Report: How we fail children who offend and what to do about it: ‘A breakdown across the whole system’
How we fail children who offend and what to do about it: ‘A breakdown across the whole system’ – Research and recommendations
Publication date: March 2022
Authors: Professor Ian Lambie, Dr Jerome Reil, Judge Andrew Becroft and Dr Ruth Allen
This is the final report of research that looked at risk and protective factors for children (under age 14 years) who offend in order to improve early identification and intervention efforts and protect such children from potentially lifelong criminality.
Integrated Data Infrastructure (IDI) data on 48,989 children (from their birth in 2000 until June 2019) showed factors associated with starting to offend as a child. Case files on all 108 children nationwide who had offended (under section 14(1)e) in one year (mid-2019 to mid-2020) cast light on these children’s lives. Key stakeholder interviews with whānau, lawyers and other professionals (n = 33) explored how the child welfare and Family Court systems could be improved.
This research clearly showed that, in the vast majority of cases, child offending was preceded by significant child welfare concerns. IDI data showed high levels of adversity and abuse, reports of concern to Oranga Tamariki, out-of-home placements and state care, stand-downs and suspensions from school, and indicators of cultural and social deprivation that were significantly worse relative to their non-offending peers.

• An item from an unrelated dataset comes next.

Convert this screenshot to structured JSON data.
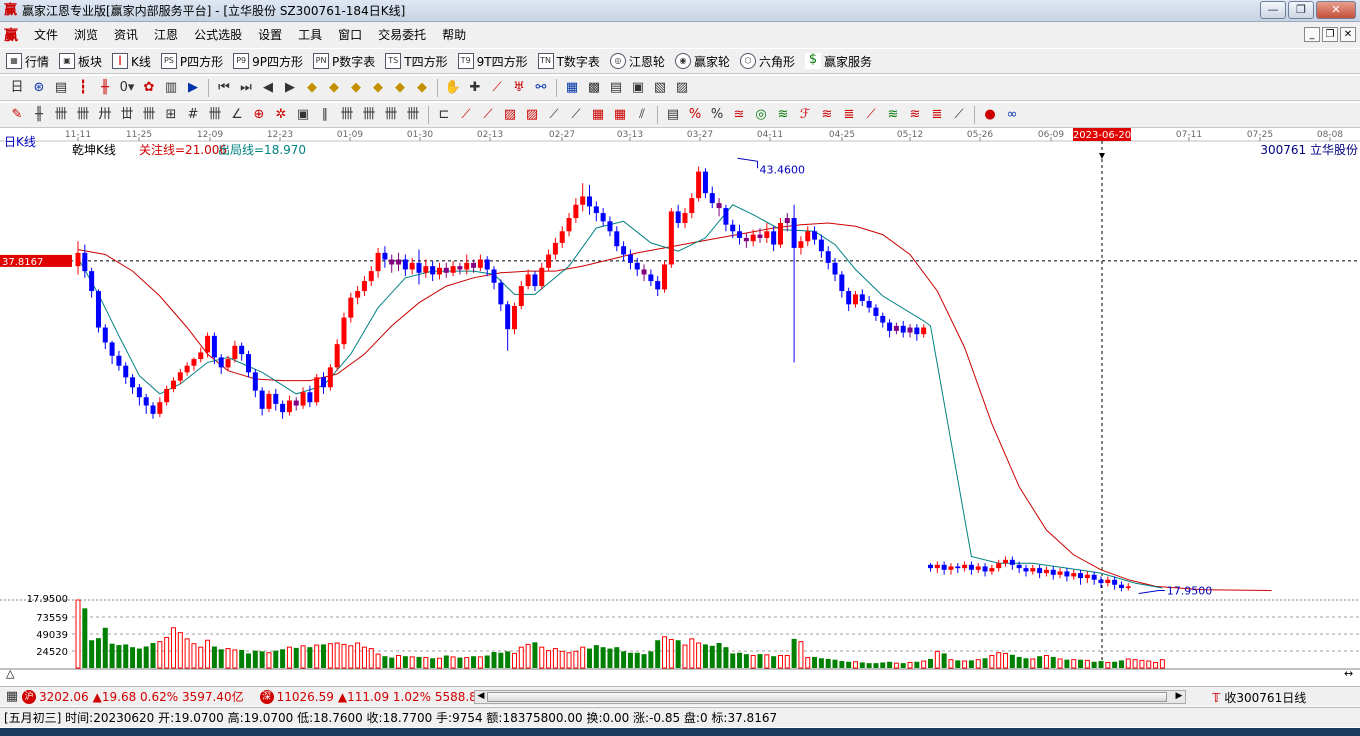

Child welfare and child offending proceedings were full of missed opportunities to make a long-term difference, whether because of lack of resources, poor coordination across services, chronic delays in responding to need, poorly implemented plans, lack of culturally centred responses and poor engagement with families who had survived often intergenerational systemic failure and harm.
Changes can be made – there are fewer than 200 children who offend and at that scale it’s a solvable problem. Early intervention is critical, with a dedicated focus on the needs of these children and their families in both the Family Court and Oranga Tamariki, to help lift families out of poverty, trauma and abuse, help kids stay at school, out of state care, and connect them with the cultural and support resources needed to overcome challenges and to flourish.
The research was co-funded with the New Zealand Law Foundation and supported by the University of Auckland.